[[ INPUT DATA, beginning ]]

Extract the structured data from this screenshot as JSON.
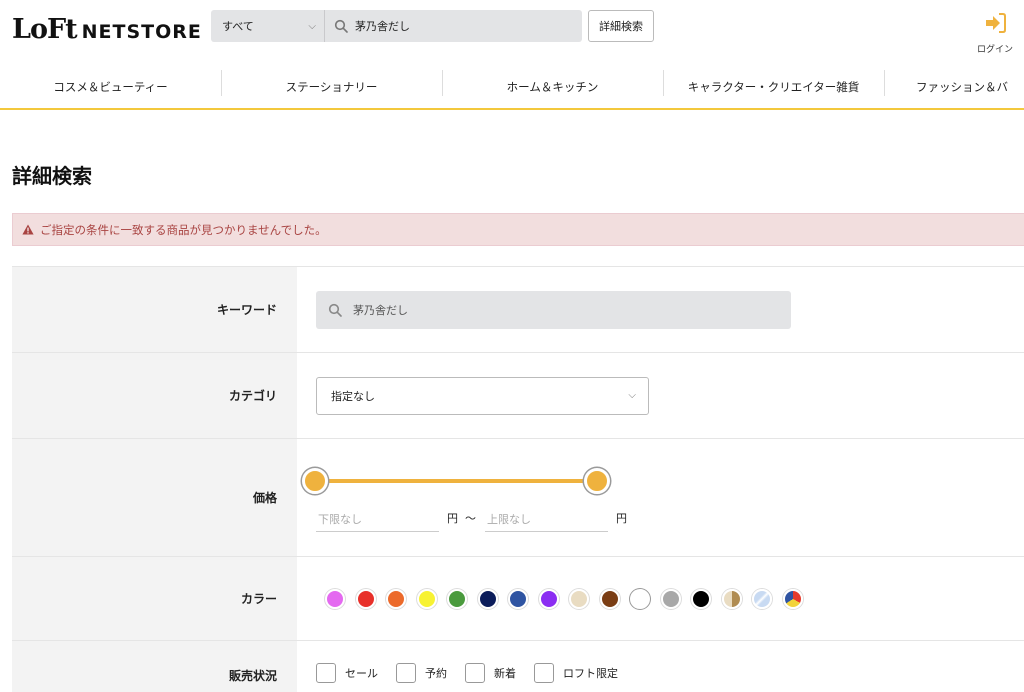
{
  "header": {
    "logo_mark": "LoFt",
    "logo_text": "NETSTORE",
    "search_scope": "すべて",
    "search_value": "茅乃舎だし",
    "advanced_search_label": "詳細検索",
    "login_label": "ログイン",
    "login_icon": "login-arrow-icon",
    "accent_color": "#efb23e"
  },
  "nav": {
    "items": [
      "コスメ＆ビューティー",
      "ステーショナリー",
      "ホーム＆キッチン",
      "キャラクター・クリエイター雑貨",
      "ファッション＆バ"
    ]
  },
  "page": {
    "title": "詳細検索",
    "alert_text": "ご指定の条件に一致する商品が見つかりませんでした。"
  },
  "form": {
    "keyword": {
      "label": "キーワード",
      "value": "茅乃舎だし"
    },
    "category": {
      "label": "カテゴリ",
      "value": "指定なし"
    },
    "price": {
      "label": "価格",
      "min_placeholder": "下限なし",
      "max_placeholder": "上限なし",
      "unit": "円",
      "separator": "〜"
    },
    "color": {
      "label": "カラー",
      "swatches": [
        {
          "name": "pink",
          "color": "#e469f0"
        },
        {
          "name": "red",
          "color": "#e8302a"
        },
        {
          "name": "orange",
          "color": "#ec6a2b"
        },
        {
          "name": "yellow",
          "color": "#f7f233"
        },
        {
          "name": "green",
          "color": "#4a9a3d"
        },
        {
          "name": "navy",
          "color": "#0b1c5a"
        },
        {
          "name": "blue",
          "color": "#2f54a2"
        },
        {
          "name": "purple",
          "color": "#8b2df2"
        },
        {
          "name": "beige",
          "color": "#e9dcc2"
        },
        {
          "name": "brown",
          "color": "#7a3d14"
        },
        {
          "name": "white",
          "color": "#ffffff"
        },
        {
          "name": "gray",
          "color": "#a8a8a8"
        },
        {
          "name": "black",
          "color": "#000000"
        },
        {
          "name": "gold",
          "color": "#c8a466"
        },
        {
          "name": "silver",
          "color": "#d5e4f5"
        },
        {
          "name": "multi",
          "color": "#e63a2b"
        }
      ]
    },
    "sales_status": {
      "label": "販売状況",
      "options": [
        "セール",
        "予約",
        "新着",
        "ロフト限定"
      ]
    }
  }
}
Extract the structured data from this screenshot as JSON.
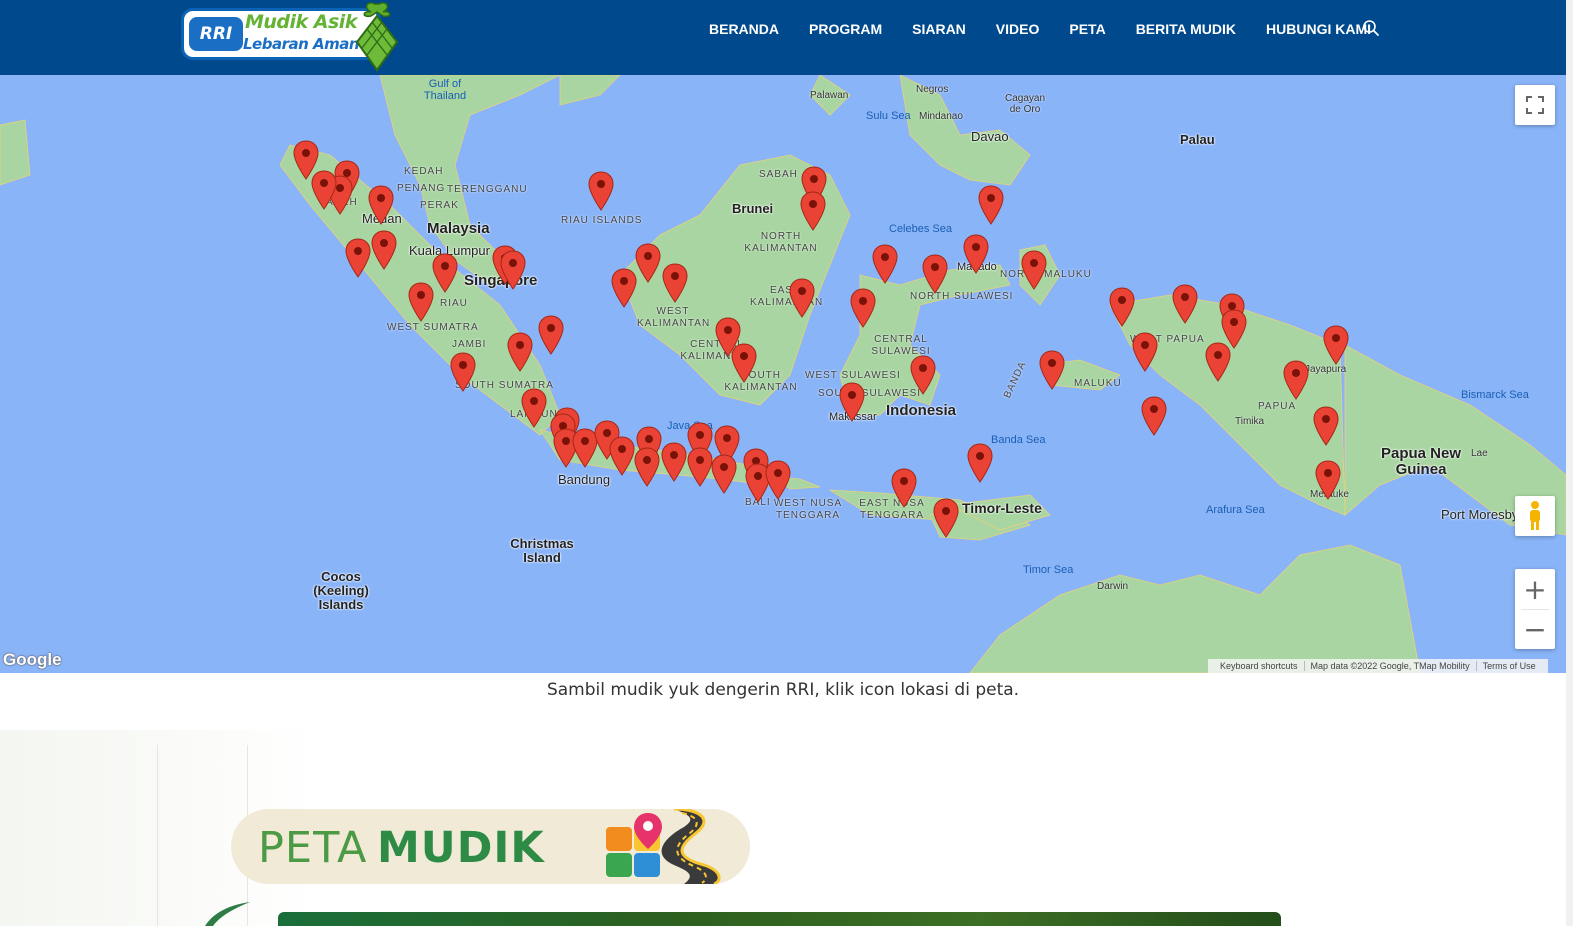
{
  "header": {
    "logo": {
      "badge_text": "RRI",
      "line1": "Mudik Asik",
      "line2": "Lebaran Aman"
    },
    "nav": [
      {
        "label": "BERANDA"
      },
      {
        "label": "PROGRAM"
      },
      {
        "label": "SIARAN"
      },
      {
        "label": "VIDEO"
      },
      {
        "label": "PETA"
      },
      {
        "label": "BERITA MUDIK"
      },
      {
        "label": "HUBUNGI KAMI"
      }
    ],
    "search_icon": "search-icon",
    "background_color": "#00498c"
  },
  "map": {
    "labels": {
      "countries": [
        "Malaysia",
        "Singapore",
        "Brunei",
        "Indonesia",
        "Timor-Leste",
        "Papua New Guinea",
        "Palau"
      ],
      "cities": [
        "Medan",
        "Kuala Lumpur",
        "Bandung",
        "Makassar",
        "Manado",
        "Davao",
        "Port Moresby",
        "Darwin",
        "Timika",
        "Merauke",
        "Jayapura",
        "Lae",
        "Mindanao",
        "Negros",
        "Palawan",
        "Cagayan de Oro"
      ],
      "regions": [
        "ACEH",
        "KEDAH",
        "PENANG",
        "TERENGGANU",
        "PERAK",
        "RIAU",
        "WEST SUMATRA",
        "JAMBI",
        "SOUTH SUMATRA",
        "LAMPUNG",
        "RIAU ISLANDS",
        "SABAH",
        "NORTH KALIMANTAN",
        "EAST KALIMANTAN",
        "WEST KALIMANTAN",
        "CENTRAL KALIMANTAN",
        "SOUTH KALIMANTAN",
        "NORTH SULAWESI",
        "NORTH MALUKU",
        "CENTRAL SULAWESI",
        "WEST SULAWESI",
        "SOUTH SULAWESI",
        "MALUKU",
        "WEST PAPUA",
        "PAPUA",
        "BALI",
        "WEST NUSA TENGGARA",
        "EAST NUSA TENGGARA",
        "BANDA"
      ],
      "seas": [
        "Gulf of Thailand",
        "Sulu Sea",
        "Celebes Sea",
        "Java Sea",
        "Banda Sea",
        "Arafura Sea",
        "Timor Sea",
        "Bismarck Sea"
      ],
      "islands": [
        "Christmas Island",
        "Cocos (Keeling) Islands"
      ]
    },
    "marker_count": 68,
    "marker_color": "#ea4335",
    "controls": {
      "fullscreen_icon": "fullscreen-icon",
      "pegman_icon": "pegman-icon",
      "zoom_in": "+",
      "zoom_out": "−"
    },
    "google_logo": "Google",
    "attribution": {
      "shortcuts": "Keyboard shortcuts",
      "data": "Map data ©2022 Google, TMap Mobility",
      "terms": "Terms of Use"
    },
    "water_color": "#8ab4f8",
    "land_color": "#9fd29c"
  },
  "caption": "Sambil mudik yuk dengerin RRI, klik icon lokasi di peta.",
  "banner": {
    "word1": "PETA",
    "word2": "MUDIK",
    "icon": "map-road-icon"
  }
}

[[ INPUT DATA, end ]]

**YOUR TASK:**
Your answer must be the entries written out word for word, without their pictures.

**RESPONSE:**
Extract the structured data from this screenshot as JSON.
{
  "header": {
    "logo_mark": "LoFt",
    "logo_text": "NETSTORE",
    "search_scope": "すべて",
    "search_value": "茅乃舎だし",
    "advanced_search_label": "詳細検索",
    "login_label": "ログイン",
    "login_icon": "login-arrow-icon",
    "accent_color": "#efb23e"
  },
  "nav": {
    "items": [
      "コスメ＆ビューティー",
      "ステーショナリー",
      "ホーム＆キッチン",
      "キャラクター・クリエイター雑貨",
      "ファッション＆バ"
    ]
  },
  "page": {
    "title": "詳細検索",
    "alert_text": "ご指定の条件に一致する商品が見つかりませんでした。"
  },
  "form": {
    "keyword": {
      "label": "キーワード",
      "value": "茅乃舎だし"
    },
    "category": {
      "label": "カテゴリ",
      "value": "指定なし"
    },
    "price": {
      "label": "価格",
      "min_placeholder": "下限なし",
      "max_placeholder": "上限なし",
      "unit": "円",
      "separator": "〜"
    },
    "color": {
      "label": "カラー",
      "swatches": [
        {
          "name": "pink",
          "color": "#e469f0"
        },
        {
          "name": "red",
          "color": "#e8302a"
        },
        {
          "name": "orange",
          "color": "#ec6a2b"
        },
        {
          "name": "yellow",
          "color": "#f7f233"
        },
        {
          "name": "green",
          "color": "#4a9a3d"
        },
        {
          "name": "navy",
          "color": "#0b1c5a"
        },
        {
          "name": "blue",
          "color": "#2f54a2"
        },
        {
          "name": "purple",
          "color": "#8b2df2"
        },
        {
          "name": "beige",
          "color": "#e9dcc2"
        },
        {
          "name": "brown",
          "color": "#7a3d14"
        },
        {
          "name": "white",
          "color": "#ffffff"
        },
        {
          "name": "gray",
          "color": "#a8a8a8"
        },
        {
          "name": "black",
          "color": "#000000"
        },
        {
          "name": "gold",
          "color": "#c8a466"
        },
        {
          "name": "silver",
          "color": "#d5e4f5"
        },
        {
          "name": "multi",
          "color": "#e63a2b"
        }
      ]
    },
    "sales_status": {
      "label": "販売状況",
      "options": [
        "セール",
        "予約",
        "新着",
        "ロフト限定"
      ]
    }
  }
}
Extract the structured data from this screenshot as JSON.
{
  "header": {
    "logo": {
      "badge_text": "RRI",
      "line1": "Mudik Asik",
      "line2": "Lebaran Aman"
    },
    "nav": [
      {
        "label": "BERANDA"
      },
      {
        "label": "PROGRAM"
      },
      {
        "label": "SIARAN"
      },
      {
        "label": "VIDEO"
      },
      {
        "label": "PETA"
      },
      {
        "label": "BERITA MUDIK"
      },
      {
        "label": "HUBUNGI KAMI"
      }
    ],
    "search_icon": "search-icon",
    "background_color": "#00498c"
  },
  "map": {
    "labels": {
      "countries": [
        "Malaysia",
        "Singapore",
        "Brunei",
        "Indonesia",
        "Timor-Leste",
        "Papua New Guinea",
        "Palau"
      ],
      "cities": [
        "Medan",
        "Kuala Lumpur",
        "Bandung",
        "Makassar",
        "Manado",
        "Davao",
        "Port Moresby",
        "Darwin",
        "Timika",
        "Merauke",
        "Jayapura",
        "Lae",
        "Mindanao",
        "Negros",
        "Palawan",
        "Cagayan de Oro"
      ],
      "regions": [
        "ACEH",
        "KEDAH",
        "PENANG",
        "TERENGGANU",
        "PERAK",
        "RIAU",
        "WEST SUMATRA",
        "JAMBI",
        "SOUTH SUMATRA",
        "LAMPUNG",
        "RIAU ISLANDS",
        "SABAH",
        "NORTH KALIMANTAN",
        "EAST KALIMANTAN",
        "WEST KALIMANTAN",
        "CENTRAL KALIMANTAN",
        "SOUTH KALIMANTAN",
        "NORTH SULAWESI",
        "NORTH MALUKU",
        "CENTRAL SULAWESI",
        "WEST SULAWESI",
        "SOUTH SULAWESI",
        "MALUKU",
        "WEST PAPUA",
        "PAPUA",
        "BALI",
        "WEST NUSA TENGGARA",
        "EAST NUSA TENGGARA",
        "BANDA"
      ],
      "seas": [
        "Gulf of Thailand",
        "Sulu Sea",
        "Celebes Sea",
        "Java Sea",
        "Banda Sea",
        "Arafura Sea",
        "Timor Sea",
        "Bismarck Sea"
      ],
      "islands": [
        "Christmas Island",
        "Cocos (Keeling) Islands"
      ]
    },
    "marker_count": 68,
    "marker_color": "#ea4335",
    "controls": {
      "fullscreen_icon": "fullscreen-icon",
      "pegman_icon": "pegman-icon",
      "zoom_in": "+",
      "zoom_out": "−"
    },
    "google_logo": "Google",
    "attribution": {
      "shortcuts": "Keyboard shortcuts",
      "data": "Map data ©2022 Google, TMap Mobility",
      "terms": "Terms of Use"
    },
    "water_color": "#8ab4f8",
    "land_color": "#9fd29c"
  },
  "caption": "Sambil mudik yuk dengerin RRI, klik icon lokasi di peta.",
  "banner": {
    "word1": "PETA",
    "word2": "MUDIK",
    "icon": "map-road-icon"
  }
}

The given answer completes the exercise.